TEPPER, E.Z. SHILNIKOVA, V.K., PEREVERZEVA, G.I. 2005. Workshop on microbiology.  Moscow: Drofa. 445 p.

VOLKOHON, V.V., NADKERNICHNA, O.V., TOKMAKOVA, L.M., MELNICHUK, T.M., CHAYKOVSKA, L.O., NADKERNICHNIY, S.P., SHERSTOBOEV, M.K., KOZAR, S.F., KOPILOV, E.P., KRUTILO, D.V., PARKHOMENKO, T.Y., KAMENEVA, I.A., ADAMCHUK-CHALA, N.I., KOVALEVSKA, T.M., DIDOVICH, S.V., VOLKOHON, K.I., PISCHUR, I.M., VOLKOHON, M.V., DIMOVA, S.B., KOMOK, M.S. 2010. Experimental soil microbiology:monograph. Kiev: Agrarian science. 464 p. ISBN 978-966-540-300-5

WEISBURG, W.G., BARNS, S.M., PELLETIER, D.A., LANE, D.J. 1991. 16S ribosomal DNA amplification for phylogenetic study. J. Bacteriol. 173(2). 697–703.

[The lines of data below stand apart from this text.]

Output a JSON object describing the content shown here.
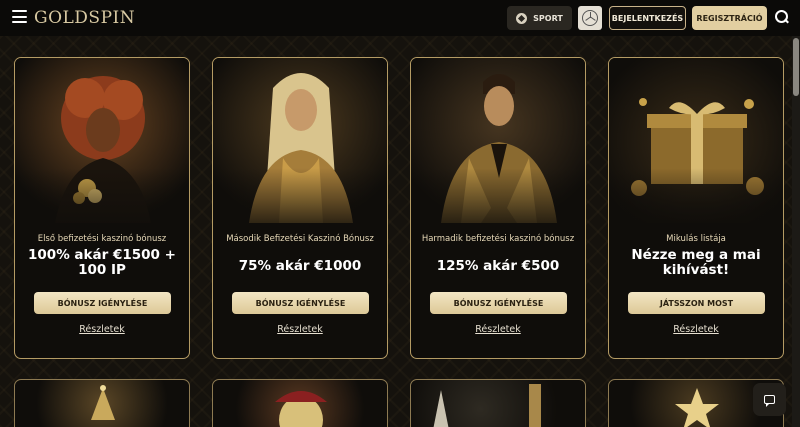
{
  "header": {
    "logo": "GOLDSPIN",
    "sport_label": "SPORT",
    "login_label": "BEJELENTKEZÉS",
    "register_label": "REGISZTRÁCIÓ",
    "icons": [
      "hamburger-menu-icon",
      "sport-ball-icon",
      "mercedes-logo",
      "search-icon"
    ]
  },
  "promos": [
    {
      "subtitle": "Első befizetési kaszinó bónusz",
      "title": "100% akár €1500 + 100 IP",
      "button": "BÓNUSZ IGÉNYLÉSE",
      "link": "Részletek",
      "image": "woman with curly red hair holding gold"
    },
    {
      "subtitle": "Második Befizetési Kaszinó Bónusz",
      "title": "75% akár €1000",
      "button": "BÓNUSZ IGÉNYLÉSE",
      "link": "Részletek",
      "image": "blonde woman in gold dress"
    },
    {
      "subtitle": "Harmadik befizetési kaszinó bónusz",
      "title": "125% akár €500",
      "button": "BÓNUSZ IGÉNYLÉSE",
      "link": "Részletek",
      "image": "man in gold suit"
    },
    {
      "subtitle": "Mikulás listája",
      "title": "Nézze meg a mai kihívást!",
      "button": "JÁTSSZON MOST",
      "link": "Részletek",
      "image": "golden gift box with christmas decorations"
    }
  ],
  "colors": {
    "accent_gold": "#e2cfa1",
    "border_gold": "#b49b64",
    "background": "#15120d"
  }
}
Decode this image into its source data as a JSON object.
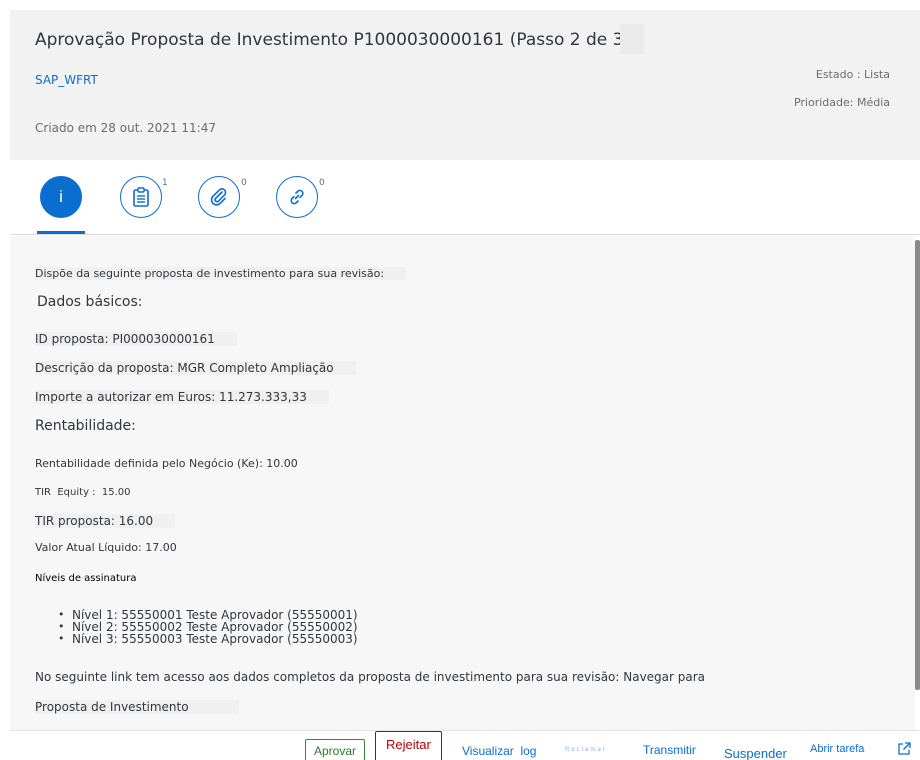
{
  "header": {
    "title": "Aprovação Proposta de Investimento P1000030000161 (Passo 2 de 3)",
    "created_by": "SAP_WFRT",
    "created_on": "Criado em 28 out. 2021 11:47",
    "status": "Estado : Lista",
    "priority": "Prioridade: Média"
  },
  "tabs": [
    {
      "name": "info",
      "icon": "info-icon",
      "count": ""
    },
    {
      "name": "notes",
      "icon": "notes-icon",
      "count": "1"
    },
    {
      "name": "attachments",
      "icon": "paperclip-icon",
      "count": "0"
    },
    {
      "name": "links",
      "icon": "link-icon",
      "count": "0"
    }
  ],
  "content": {
    "intro": "Dispõe da seguinte proposta de investimento para sua revisão:",
    "basic_heading": "Dados básicos:",
    "proposal_id": "ID proposta: PI000030000161",
    "proposal_desc": "Descrição da proposta: MGR Completo Ampliação",
    "amount": "Importe a autorizar em Euros: 11.273.333,33",
    "profit_heading": "Rentabilidade:",
    "ke": "Rentabilidade definida pelo Negócio (Ke): 10.00",
    "tir_equity": "TIR  Equity :  15.00",
    "tir_proposal": "TIR proposta: 16.00",
    "npv": "Valor Atual Líquido: 17.00",
    "levels_heading": "Níveis de assinatura",
    "levels": [
      "Nível 1: 55550001 Teste Aprovador (55550001)",
      "Nível 2: 55550002 Teste Aprovador (55550002)",
      "Nível 3: 55550003 Teste Aprovador (55550003)"
    ],
    "link_text": "No seguinte link tem acesso aos dados completos da proposta de investimento para sua revisão: Navegar para",
    "link_target": "Proposta de Investimento"
  },
  "footer": {
    "approve": "Aprovar",
    "reject": "Rejeitar",
    "view_log": "Visualizar  log",
    "claim": "Reclamar",
    "forward": "Transmitir",
    "suspend": "Suspender",
    "open_task": "Abrir tarefa"
  },
  "colors": {
    "accent": "#0a6ed1",
    "approve": "#2b7c2b",
    "reject": "#bb0000"
  }
}
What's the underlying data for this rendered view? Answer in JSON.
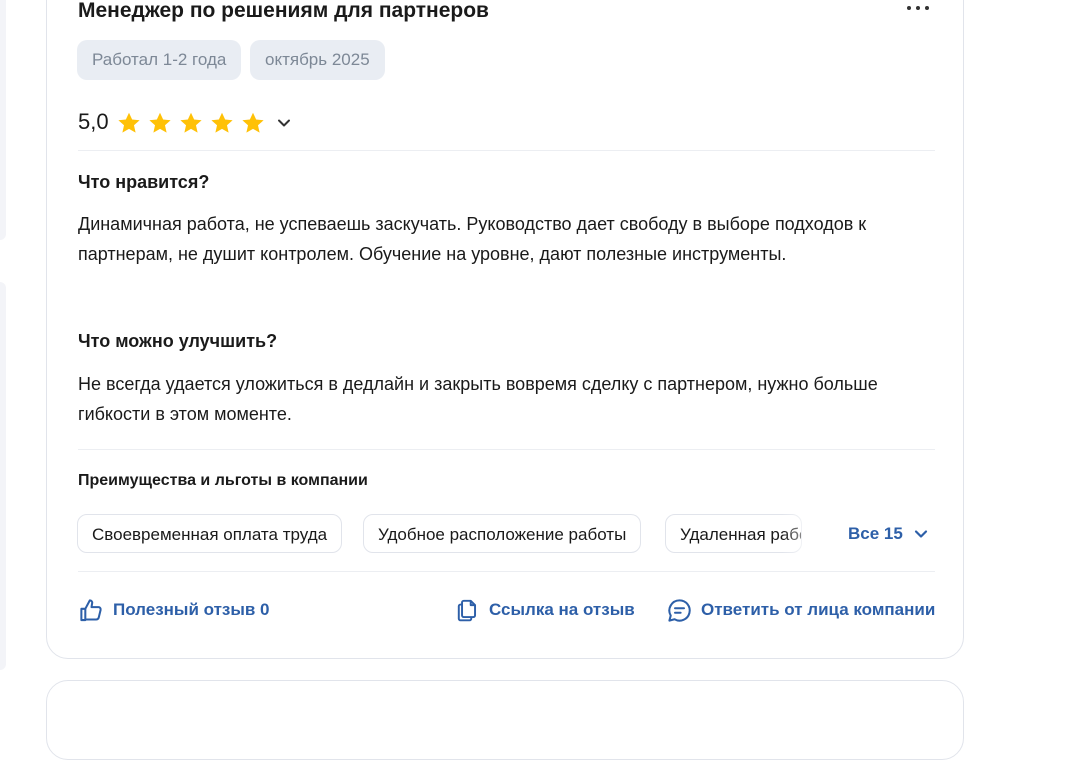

YADAV, A.N., VERMA, P., SINGH, B., CHAUHAN, V.S., SUMAN, A., SAXENA, A.K. 2017. Plant growth promoting bacteria: biodiversity and multifunctional attributes for sustainable agriculture. Adv Biotechnol Microbiol5(5), 1-16.   http://dx.doi.org/10.19080/aibm.2017.05.5556671.